## [ACTIVITY]
Using the listing below, report all lines holding the word "left".

[Start of section]

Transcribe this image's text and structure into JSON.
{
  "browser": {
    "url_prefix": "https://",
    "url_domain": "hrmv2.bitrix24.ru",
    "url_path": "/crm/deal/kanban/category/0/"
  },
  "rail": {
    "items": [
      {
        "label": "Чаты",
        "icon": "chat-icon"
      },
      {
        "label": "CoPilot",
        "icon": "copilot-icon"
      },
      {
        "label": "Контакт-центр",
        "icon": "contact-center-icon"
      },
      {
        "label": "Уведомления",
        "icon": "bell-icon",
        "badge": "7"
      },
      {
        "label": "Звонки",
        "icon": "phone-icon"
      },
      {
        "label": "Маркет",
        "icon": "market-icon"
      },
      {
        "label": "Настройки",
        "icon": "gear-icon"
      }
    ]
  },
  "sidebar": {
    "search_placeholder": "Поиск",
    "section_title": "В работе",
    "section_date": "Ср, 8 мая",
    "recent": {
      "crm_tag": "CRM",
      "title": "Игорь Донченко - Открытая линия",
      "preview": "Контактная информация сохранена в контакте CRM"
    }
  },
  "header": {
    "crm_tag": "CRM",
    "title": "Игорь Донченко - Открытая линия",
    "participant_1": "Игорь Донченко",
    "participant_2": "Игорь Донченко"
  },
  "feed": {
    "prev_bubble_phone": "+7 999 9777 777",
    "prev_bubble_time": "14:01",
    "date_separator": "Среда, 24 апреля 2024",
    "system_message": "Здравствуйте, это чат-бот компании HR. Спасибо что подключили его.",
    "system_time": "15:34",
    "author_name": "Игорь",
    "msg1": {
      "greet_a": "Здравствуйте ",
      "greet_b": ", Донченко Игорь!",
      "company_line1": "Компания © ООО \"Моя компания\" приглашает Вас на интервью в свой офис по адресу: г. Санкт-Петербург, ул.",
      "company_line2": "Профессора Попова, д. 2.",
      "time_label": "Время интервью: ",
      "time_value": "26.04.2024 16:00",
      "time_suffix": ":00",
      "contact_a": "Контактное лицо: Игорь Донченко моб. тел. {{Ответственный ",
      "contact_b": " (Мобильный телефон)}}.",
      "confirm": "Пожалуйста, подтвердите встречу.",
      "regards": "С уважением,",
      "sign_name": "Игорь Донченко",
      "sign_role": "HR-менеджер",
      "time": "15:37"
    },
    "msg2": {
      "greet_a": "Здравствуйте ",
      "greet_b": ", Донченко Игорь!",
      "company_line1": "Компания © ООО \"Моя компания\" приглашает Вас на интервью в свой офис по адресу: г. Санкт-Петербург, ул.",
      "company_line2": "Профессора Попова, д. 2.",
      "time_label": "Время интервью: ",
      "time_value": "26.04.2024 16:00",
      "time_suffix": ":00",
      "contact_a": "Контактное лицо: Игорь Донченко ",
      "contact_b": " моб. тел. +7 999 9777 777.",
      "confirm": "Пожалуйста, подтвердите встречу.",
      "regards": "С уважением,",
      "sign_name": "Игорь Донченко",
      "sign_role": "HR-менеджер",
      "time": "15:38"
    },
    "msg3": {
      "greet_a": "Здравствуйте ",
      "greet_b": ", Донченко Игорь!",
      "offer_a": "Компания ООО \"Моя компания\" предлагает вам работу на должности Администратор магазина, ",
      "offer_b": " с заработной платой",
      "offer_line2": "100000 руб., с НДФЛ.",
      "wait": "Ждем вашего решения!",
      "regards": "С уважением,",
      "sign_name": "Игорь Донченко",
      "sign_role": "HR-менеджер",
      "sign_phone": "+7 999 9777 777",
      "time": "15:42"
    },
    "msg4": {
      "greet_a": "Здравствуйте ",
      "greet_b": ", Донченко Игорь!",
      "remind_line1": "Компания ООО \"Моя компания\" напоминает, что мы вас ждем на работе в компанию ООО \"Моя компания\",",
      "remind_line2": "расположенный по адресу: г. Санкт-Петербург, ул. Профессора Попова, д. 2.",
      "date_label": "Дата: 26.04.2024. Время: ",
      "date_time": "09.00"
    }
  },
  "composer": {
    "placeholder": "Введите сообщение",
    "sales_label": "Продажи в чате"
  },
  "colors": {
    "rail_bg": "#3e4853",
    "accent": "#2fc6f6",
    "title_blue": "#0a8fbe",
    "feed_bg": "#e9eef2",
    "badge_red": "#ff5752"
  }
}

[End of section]
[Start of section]

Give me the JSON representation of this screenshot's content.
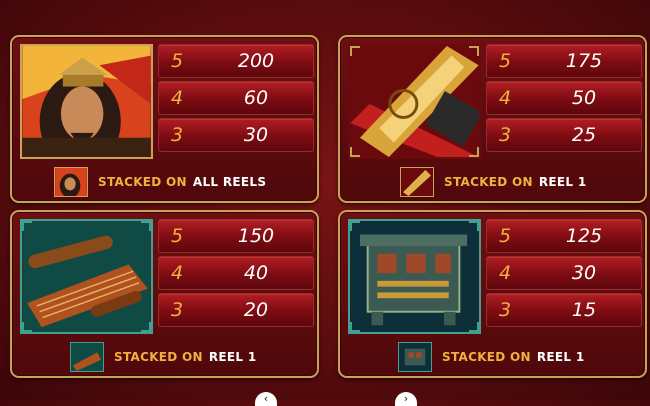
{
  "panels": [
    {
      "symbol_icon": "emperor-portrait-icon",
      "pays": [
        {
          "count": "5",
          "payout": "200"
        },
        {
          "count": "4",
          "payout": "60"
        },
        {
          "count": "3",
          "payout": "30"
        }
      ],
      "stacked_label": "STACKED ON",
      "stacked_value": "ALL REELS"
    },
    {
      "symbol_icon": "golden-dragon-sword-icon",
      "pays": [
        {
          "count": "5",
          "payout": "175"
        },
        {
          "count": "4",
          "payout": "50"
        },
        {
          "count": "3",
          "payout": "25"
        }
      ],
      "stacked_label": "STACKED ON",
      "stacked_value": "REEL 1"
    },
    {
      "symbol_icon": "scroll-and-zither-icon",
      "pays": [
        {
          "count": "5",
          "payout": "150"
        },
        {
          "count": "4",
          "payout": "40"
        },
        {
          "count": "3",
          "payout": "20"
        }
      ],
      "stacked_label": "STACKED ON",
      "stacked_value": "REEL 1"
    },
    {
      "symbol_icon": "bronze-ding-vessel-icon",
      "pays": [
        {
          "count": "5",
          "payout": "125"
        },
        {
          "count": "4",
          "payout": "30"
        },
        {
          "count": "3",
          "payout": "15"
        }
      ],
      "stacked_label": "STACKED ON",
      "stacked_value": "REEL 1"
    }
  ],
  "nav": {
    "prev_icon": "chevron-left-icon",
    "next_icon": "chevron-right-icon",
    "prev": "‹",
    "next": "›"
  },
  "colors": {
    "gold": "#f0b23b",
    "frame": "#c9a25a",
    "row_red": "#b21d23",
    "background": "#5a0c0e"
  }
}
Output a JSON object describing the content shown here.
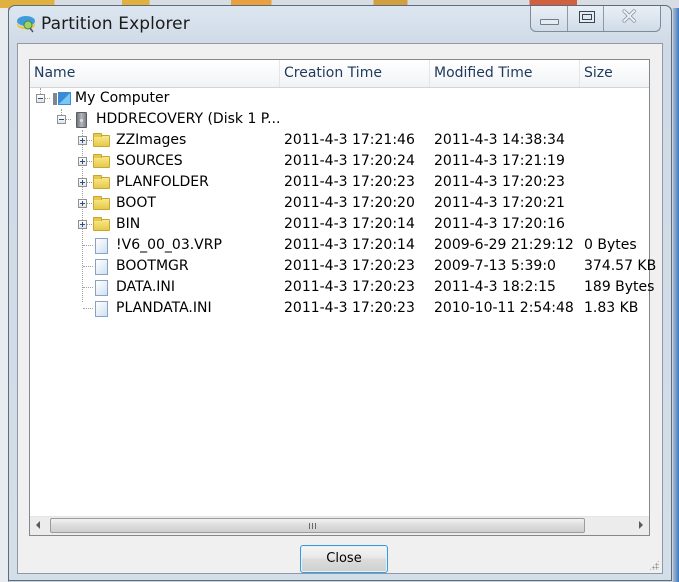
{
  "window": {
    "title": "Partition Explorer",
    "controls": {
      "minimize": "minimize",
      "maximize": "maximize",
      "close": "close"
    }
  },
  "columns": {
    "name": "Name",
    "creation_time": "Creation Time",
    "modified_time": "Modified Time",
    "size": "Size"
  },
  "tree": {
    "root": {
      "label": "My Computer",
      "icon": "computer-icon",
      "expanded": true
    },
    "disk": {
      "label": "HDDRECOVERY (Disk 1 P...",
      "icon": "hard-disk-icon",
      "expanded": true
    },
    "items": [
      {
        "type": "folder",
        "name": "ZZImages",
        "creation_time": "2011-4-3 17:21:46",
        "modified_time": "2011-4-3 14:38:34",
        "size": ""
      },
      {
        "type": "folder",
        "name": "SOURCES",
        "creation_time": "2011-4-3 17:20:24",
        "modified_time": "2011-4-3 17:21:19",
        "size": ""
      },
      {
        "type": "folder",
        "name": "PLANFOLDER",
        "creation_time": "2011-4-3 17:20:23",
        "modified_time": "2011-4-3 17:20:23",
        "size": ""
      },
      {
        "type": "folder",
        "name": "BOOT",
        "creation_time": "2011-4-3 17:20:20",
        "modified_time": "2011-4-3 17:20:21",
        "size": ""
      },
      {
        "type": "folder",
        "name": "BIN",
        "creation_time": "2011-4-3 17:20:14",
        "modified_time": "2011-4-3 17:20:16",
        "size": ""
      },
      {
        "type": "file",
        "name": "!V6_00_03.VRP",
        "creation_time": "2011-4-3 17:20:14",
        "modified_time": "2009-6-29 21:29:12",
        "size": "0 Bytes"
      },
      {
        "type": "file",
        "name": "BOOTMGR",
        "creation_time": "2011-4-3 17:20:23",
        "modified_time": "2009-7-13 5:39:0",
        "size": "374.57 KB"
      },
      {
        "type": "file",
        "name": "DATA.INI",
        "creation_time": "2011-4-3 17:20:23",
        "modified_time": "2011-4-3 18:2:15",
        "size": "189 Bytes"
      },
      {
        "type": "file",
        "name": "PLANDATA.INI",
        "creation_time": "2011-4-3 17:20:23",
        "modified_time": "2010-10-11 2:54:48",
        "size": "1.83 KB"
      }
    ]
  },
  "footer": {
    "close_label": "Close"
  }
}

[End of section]
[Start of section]

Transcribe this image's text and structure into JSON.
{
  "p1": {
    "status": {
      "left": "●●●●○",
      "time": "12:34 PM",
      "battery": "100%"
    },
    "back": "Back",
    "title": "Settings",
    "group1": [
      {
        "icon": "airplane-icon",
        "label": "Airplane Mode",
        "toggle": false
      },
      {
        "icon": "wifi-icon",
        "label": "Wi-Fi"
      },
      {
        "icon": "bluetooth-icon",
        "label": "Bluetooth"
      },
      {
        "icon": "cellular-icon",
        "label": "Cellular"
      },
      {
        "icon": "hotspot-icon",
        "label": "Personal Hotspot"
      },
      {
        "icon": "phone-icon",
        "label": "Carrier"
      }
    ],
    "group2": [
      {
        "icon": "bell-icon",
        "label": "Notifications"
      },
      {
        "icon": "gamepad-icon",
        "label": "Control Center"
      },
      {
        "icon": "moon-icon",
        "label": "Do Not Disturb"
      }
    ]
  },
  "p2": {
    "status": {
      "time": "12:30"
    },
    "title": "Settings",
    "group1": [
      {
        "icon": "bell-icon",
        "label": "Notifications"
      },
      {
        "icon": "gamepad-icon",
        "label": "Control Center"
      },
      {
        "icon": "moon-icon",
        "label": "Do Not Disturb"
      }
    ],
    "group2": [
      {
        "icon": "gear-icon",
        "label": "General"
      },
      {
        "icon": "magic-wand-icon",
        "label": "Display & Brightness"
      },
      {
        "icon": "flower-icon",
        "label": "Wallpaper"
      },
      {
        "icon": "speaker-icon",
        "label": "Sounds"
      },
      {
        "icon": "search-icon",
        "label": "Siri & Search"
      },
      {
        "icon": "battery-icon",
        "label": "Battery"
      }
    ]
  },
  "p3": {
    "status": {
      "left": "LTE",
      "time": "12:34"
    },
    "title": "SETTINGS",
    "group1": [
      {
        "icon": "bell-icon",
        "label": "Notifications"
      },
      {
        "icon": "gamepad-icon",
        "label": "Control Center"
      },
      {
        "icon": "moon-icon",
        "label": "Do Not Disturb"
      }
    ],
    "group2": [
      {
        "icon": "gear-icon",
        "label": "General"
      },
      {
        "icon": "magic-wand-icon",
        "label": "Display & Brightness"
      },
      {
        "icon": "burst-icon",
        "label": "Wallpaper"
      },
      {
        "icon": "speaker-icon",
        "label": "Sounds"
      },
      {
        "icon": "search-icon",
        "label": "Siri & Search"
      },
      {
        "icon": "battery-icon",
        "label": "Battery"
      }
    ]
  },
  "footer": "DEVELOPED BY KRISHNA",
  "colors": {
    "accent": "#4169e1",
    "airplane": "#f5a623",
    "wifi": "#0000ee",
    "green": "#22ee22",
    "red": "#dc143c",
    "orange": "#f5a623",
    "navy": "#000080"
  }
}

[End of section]

## [SOLVED EXERCISE]
    "prev_icon": "chevron-left-icon",
      "left": "●●●●○",
      "left": "LTE",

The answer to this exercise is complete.